Theodor Frederick Hiebert
Explores how art is made in specified areas of inquiry, genre, or media. Arts may include visual, written, or performance arts, or a combination of these.
PHOTOGRAPHY & DIGITAL ART
We live in a culture surrounded by photographs. Whether analog or digital, these images speak (as proverb has it) with the power of a thousand words. And, as a consequence, we encounter millions of words and messages every day, describing realities of all sorts -- some real and others less so -- creative re-inventions of the world to artistic ends. It is no longer the case that photographs simply tell the truth. Now images represent all sorts of things -- airbrushed or enhanced or sometimes even simply fabricated -- creating stories of their own that often have little to do with the histories from which they were grown. And yet, in this, images also have the power to tell new stories and to make us think in imaginative ways about the worlds in which we already live.
Joan Fontcuberta, for instance, creates fictional animals and then presents their pictures as if they were real; Gillian Wearing asks strangers to write their thoughts on a poster board, and then takes a picture; Sandy Skoglund creates room sized installations depicting fantastic situations, then documents them with the camera; Robert Longo takes pictures of people jumping; Cindy Sherman dresses up like art history paintings in order to have her photograph taken; Sherrie Levine takes pictures of other people's pictures and presents them as her own; Barbara Kruger combines text and images into provocative political installations; Steven Pippen turns a laundromat into a series of pinhole cameras, then rides a horse in front of them, taking pictures along the way.
The stories are endless, and they continue to grow -- providing always new ways to think of the photograph and its creative possibilities. This course explores these possibilities through the practice and theory of image making as a contemporary art form, emphasizing the photo-based and 2D digital image.
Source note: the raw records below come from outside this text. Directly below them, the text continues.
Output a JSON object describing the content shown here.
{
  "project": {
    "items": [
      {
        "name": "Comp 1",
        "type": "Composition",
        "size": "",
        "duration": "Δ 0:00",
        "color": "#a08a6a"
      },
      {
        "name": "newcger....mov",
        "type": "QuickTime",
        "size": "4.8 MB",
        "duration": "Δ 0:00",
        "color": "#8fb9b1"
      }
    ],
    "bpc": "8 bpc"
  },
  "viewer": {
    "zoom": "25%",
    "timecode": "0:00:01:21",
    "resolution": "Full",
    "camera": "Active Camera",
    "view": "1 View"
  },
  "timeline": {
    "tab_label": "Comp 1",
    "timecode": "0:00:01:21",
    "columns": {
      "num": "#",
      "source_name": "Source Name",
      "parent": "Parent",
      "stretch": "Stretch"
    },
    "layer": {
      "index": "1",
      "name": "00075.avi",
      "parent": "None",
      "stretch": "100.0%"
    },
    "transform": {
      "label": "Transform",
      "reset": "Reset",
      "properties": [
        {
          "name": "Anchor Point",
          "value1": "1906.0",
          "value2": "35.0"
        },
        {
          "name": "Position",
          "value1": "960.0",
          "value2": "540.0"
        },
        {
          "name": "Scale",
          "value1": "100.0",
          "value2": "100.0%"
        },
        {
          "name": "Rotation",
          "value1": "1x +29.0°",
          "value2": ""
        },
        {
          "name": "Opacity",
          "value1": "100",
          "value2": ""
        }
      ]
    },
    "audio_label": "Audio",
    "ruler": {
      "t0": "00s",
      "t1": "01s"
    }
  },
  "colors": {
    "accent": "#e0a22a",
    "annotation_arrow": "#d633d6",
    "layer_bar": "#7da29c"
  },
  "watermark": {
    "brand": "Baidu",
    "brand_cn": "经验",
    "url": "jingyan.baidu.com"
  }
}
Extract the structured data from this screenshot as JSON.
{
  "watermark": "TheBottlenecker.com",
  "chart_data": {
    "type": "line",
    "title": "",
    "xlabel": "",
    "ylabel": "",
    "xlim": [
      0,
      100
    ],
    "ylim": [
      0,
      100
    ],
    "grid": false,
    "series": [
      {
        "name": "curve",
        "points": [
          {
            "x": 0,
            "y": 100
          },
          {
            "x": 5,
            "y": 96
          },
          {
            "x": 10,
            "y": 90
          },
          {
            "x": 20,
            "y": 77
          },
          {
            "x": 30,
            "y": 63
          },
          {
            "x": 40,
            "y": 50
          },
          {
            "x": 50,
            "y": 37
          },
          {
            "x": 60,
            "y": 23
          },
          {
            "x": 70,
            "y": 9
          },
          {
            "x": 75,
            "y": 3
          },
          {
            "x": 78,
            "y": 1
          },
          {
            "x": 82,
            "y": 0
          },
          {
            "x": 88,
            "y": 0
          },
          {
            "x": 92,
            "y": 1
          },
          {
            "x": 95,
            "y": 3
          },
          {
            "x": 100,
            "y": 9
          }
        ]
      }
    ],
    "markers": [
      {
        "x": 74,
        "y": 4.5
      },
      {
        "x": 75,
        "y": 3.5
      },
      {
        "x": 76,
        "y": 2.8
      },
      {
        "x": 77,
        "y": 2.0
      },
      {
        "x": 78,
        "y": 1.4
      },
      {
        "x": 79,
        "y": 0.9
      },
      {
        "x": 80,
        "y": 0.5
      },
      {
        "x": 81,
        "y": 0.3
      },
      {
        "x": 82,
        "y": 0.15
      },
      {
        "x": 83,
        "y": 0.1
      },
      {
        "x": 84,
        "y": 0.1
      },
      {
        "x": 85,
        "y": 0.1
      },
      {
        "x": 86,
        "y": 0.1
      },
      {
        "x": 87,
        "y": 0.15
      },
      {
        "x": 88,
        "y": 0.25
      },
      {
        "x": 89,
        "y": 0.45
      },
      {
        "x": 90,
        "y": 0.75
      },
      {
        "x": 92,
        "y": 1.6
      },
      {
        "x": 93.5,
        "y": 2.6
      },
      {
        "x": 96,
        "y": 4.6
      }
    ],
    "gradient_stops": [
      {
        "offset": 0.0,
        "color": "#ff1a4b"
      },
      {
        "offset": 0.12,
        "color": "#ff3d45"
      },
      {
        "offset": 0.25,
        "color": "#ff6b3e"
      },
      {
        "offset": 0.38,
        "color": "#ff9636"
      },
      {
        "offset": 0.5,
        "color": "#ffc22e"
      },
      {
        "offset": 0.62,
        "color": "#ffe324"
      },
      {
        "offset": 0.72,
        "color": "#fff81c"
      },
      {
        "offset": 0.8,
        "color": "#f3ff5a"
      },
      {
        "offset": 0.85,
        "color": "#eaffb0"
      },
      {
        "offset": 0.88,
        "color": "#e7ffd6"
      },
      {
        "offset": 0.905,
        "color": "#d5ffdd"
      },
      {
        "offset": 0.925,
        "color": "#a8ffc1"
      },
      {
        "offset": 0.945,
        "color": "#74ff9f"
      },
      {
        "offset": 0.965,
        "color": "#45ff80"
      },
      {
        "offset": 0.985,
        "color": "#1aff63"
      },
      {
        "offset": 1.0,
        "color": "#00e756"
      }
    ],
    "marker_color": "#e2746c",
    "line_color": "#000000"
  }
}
Students will be expected to develop individualized projects and creative perspectives of their own, framed by discussions of photographic theory and the work of photo-based artists, both historical and contemporary.
Student learning goals
• learn strategies for self-directed arts production and project-based skill acquisition
• cultivate a visual imagination and the ability to translate abstract concepts into visual form
• learn the context of image-based arts production, both social and theoretical
• develop critical, interpretive and reflective skills for engagement with visual arts practices
General method of instruction
This course will be content-driven, discussing aspects of theory, technique and context as they relate to image-based arts practices. There will be a combination of lectures, readings, discussions and in-class critiques of assignments and works in progress. Students will be expected to develop their own perspectives and areas of technical competence using resources provided in class.
Please Note: This is not a course on technical skill-acquisition or professional photographic practices – this is a course that explores ways in which images can be used to develop an artistic and conceptual practice. While some element of technical learning will be discussed, the focus of the course is on using technical consideration to further an artistic agenda. Students will be expected to be largely self-directed in their technical learning supported by campus technical resources and staff, and by individualized project-specific guidance.
Students will be expected to provide their own camera(s) and other technical equipment necessary for project realization. Available campus resources, supported practices and off-campus alternatives will be discussed in class.
Class assignments and grading
Grades will be based on a combination of writing, arts production and participation in class discussions and critiques. Not less than 50% of final grades will be based on artworks produced for the course.